By the end of the day, some supports had been welded to the bottom of the beams and started to prepare forms so that we can pour concrete later in the week.  Also, all of the outside and some of the inside of the beams had been painted.

I am happy to report that the only thing that fell into the river was a paint roller.

We returned to the campsite at 5 pm, for a much needed shower, a wonderful meal and some time for rest and relaxation.

Day 1 – Drive to West Virginia

Sunday, Nov. 19, 2017

A new adventure begins.

A few months ago, I decided to volunteer with Mennonite Disaster Service ( MDS ) during the American Thanksgiving week.   Spencer  Miller, who had joined me twice before and two other young adults Bernhard “Bernie” Pulst and Justin Reimer from Orchard Park Bible Church decided to join me and we opted to go to West Virginia to help build private bridges that were damaged or destroyed by flooding in the recent years.  These bridges are necessary for the homeowners to access the road on the other side of a river.
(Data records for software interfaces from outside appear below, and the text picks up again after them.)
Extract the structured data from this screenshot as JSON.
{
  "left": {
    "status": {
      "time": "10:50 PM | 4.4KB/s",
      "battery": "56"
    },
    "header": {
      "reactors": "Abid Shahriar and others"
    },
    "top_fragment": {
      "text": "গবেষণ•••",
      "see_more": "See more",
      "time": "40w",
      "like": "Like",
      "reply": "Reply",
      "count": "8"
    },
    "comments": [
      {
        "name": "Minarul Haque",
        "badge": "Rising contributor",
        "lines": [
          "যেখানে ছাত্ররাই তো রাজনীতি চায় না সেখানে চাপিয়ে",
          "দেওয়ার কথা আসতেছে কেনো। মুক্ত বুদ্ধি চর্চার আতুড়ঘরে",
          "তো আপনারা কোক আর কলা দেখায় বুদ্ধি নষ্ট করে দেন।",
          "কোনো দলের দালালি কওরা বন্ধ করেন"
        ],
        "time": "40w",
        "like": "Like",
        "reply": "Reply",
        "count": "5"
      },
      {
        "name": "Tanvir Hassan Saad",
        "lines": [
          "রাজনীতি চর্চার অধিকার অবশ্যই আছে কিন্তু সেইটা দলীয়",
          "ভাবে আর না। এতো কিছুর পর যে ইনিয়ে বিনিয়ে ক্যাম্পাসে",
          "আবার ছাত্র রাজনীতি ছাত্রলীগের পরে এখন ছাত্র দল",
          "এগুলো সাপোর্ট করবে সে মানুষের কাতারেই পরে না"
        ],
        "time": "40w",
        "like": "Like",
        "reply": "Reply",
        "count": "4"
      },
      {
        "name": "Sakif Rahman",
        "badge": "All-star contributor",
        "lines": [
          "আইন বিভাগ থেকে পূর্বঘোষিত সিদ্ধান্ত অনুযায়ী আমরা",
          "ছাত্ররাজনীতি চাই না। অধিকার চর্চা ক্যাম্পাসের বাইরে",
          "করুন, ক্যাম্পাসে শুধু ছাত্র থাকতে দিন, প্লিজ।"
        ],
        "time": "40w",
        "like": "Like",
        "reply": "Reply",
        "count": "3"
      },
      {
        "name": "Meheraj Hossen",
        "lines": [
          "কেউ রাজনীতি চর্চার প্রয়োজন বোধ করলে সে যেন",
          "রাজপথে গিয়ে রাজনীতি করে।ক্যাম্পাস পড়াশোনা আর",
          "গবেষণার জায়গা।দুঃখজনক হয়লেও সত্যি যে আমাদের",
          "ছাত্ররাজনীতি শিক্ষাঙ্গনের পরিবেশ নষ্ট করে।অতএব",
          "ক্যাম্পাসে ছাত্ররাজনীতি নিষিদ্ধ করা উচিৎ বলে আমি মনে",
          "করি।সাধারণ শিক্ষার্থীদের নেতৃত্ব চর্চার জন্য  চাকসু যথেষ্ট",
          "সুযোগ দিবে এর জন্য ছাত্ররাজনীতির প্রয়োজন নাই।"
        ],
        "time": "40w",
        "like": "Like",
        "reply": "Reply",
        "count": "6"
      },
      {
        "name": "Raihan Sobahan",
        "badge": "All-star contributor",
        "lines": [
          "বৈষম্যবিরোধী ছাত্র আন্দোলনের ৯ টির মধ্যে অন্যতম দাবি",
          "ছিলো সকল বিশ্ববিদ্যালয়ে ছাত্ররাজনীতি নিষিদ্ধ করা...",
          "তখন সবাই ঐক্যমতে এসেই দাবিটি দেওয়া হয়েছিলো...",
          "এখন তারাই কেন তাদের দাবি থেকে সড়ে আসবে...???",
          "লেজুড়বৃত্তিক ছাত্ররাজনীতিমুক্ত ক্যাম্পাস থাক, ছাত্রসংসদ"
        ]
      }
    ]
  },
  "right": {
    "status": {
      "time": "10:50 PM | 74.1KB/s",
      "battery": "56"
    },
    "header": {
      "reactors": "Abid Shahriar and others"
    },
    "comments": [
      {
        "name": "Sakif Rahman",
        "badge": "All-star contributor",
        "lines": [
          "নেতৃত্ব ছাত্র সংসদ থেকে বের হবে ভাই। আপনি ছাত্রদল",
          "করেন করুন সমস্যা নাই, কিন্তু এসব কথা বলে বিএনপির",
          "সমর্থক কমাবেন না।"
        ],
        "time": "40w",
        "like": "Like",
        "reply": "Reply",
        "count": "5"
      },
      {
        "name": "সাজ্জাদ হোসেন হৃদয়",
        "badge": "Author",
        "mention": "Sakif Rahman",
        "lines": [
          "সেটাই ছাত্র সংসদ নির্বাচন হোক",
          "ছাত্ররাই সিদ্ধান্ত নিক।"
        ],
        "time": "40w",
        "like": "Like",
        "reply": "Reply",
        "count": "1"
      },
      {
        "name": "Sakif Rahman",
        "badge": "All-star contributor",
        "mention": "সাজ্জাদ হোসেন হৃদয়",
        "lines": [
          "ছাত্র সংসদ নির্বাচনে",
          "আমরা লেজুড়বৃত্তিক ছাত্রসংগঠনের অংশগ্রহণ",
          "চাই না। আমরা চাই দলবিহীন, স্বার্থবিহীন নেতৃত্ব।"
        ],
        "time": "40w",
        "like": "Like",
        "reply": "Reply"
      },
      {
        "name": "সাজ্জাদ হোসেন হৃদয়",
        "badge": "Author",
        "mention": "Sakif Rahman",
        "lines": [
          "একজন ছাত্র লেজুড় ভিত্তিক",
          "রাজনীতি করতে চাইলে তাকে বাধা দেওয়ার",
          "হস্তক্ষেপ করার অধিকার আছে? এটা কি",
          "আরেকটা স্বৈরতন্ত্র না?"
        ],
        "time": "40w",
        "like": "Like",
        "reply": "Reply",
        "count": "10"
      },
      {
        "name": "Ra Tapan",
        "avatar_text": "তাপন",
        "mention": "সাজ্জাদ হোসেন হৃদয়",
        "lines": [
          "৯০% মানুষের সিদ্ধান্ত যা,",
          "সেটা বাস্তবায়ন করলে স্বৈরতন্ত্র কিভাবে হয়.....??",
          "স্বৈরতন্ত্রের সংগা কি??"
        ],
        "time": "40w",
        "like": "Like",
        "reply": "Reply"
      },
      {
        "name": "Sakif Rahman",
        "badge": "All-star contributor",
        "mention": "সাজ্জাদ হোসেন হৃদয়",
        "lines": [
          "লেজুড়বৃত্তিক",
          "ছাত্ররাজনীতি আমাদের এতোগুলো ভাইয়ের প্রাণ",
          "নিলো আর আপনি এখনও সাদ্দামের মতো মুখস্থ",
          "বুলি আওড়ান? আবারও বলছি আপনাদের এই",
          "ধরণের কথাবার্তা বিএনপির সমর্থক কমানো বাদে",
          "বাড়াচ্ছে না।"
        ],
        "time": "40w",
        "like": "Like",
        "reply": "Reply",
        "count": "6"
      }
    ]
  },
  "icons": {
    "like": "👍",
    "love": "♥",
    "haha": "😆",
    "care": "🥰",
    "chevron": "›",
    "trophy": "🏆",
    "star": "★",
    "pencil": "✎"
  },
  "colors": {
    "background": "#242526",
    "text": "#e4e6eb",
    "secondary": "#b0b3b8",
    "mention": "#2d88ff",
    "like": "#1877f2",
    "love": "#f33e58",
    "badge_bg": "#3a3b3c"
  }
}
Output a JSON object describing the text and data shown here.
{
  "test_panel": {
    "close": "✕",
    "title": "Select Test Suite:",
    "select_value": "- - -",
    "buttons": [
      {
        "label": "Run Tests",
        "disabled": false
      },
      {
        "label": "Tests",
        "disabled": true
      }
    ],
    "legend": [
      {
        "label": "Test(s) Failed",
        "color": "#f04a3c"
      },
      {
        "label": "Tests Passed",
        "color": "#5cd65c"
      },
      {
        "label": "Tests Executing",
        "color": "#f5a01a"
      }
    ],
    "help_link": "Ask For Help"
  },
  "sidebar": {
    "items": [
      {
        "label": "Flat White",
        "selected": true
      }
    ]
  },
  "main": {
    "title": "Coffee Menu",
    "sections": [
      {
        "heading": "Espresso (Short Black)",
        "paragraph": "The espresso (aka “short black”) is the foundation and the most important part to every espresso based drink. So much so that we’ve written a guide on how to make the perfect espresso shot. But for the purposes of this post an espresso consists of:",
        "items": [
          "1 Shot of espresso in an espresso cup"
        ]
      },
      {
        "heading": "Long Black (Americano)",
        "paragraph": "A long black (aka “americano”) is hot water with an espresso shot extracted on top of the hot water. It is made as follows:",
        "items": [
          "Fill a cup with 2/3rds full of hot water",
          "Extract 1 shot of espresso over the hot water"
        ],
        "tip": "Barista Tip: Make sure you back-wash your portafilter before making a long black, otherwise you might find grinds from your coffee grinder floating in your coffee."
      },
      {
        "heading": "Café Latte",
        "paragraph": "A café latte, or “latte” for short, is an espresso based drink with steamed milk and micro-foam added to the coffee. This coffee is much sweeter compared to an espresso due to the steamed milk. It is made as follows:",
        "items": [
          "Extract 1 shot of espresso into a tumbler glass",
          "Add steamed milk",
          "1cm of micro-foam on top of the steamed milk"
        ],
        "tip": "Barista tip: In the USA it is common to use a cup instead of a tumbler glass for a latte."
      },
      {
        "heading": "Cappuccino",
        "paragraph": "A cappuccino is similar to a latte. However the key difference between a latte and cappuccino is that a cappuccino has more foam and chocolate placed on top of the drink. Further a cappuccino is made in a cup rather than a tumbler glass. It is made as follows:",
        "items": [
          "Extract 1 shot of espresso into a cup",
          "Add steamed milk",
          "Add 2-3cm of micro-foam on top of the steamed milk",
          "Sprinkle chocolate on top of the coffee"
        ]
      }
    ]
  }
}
The temperature was a crisp 2 C (35 F) and overcast when we left Niagara on the Lake at 7 am on Sunday morning and the temperature climbed a few degrees during the day.

We drove to the border and stopped at the “Duty Free” Tim Horton’s for a coffee to bring with us in case we would be held up at the border for an extended period of time.

We were at the border shortly before 8 am and the guard sent us over to the immigration office for document control.   We had no issues at the office and it took only 15 minutes to get clearance before we were on our way, shortly after 8 am.

Our drive was uneventful and we spent our time solving the world’s problems, resolving political issues as well as discussing many unimportant topics.

At noon we decided to stop at Panera Bread for lunch in a small town south of Pittsburgh.   After a nice lunch of soup, sandwiches, chill and posing in front of the store for a picture, we were on our way again.

From left to right: Justin, Spencer and Bernie.

It was 3 more hours driving to get to Clendenin, West Virginia.  Spencer and I continued to discuss various topics and listened to music while Bernie and Justin spend some time inspecting the inside of their eyelids for defects or anomalies.  We had good weather for most of the day however there was a section in the West Virginia mountains where we experienced some wet snow.

We arrived at the MDS site in the abandoned Stillwater Ministries church in Clendenin at 4 pm where we met the site manager, Peter Thiessen and his wife Susan who are from Calgary Alberta.   We conversed with Peter and Susan for a couple of hours before going to Julio’s Mexican Restaurant for supper.   Bernie ordered a meal that had an unusual container consisting of a big cast iron cauldron in the shape of a pig’s head.

After supper we returned to the MDS site where we met the other volunteers and attended the orientation session.  We were told that would be rebuilding a 53 foot bridge that had been damaged by a flood.   38 private driveway bridges have been built ( or re-built ) by MDS, ranging from 18 to 90 feet in length.

During our conversations, Peter told us a powerful story.   One of the groups had vowed that they would finish the bridge they were working on, before they left on Friday, which they did.   That evening the homeowner suffered a heart attack and they ambulance was able to cross the new bridge to take him to the hospital.  The family attributed the completion of the bridge for the saving of the homeowner’s life.

Below is a picture of the bridge that we will be re-building for a homeowner.

This week should prove to be a very interesting and enjoyable trip for all of us.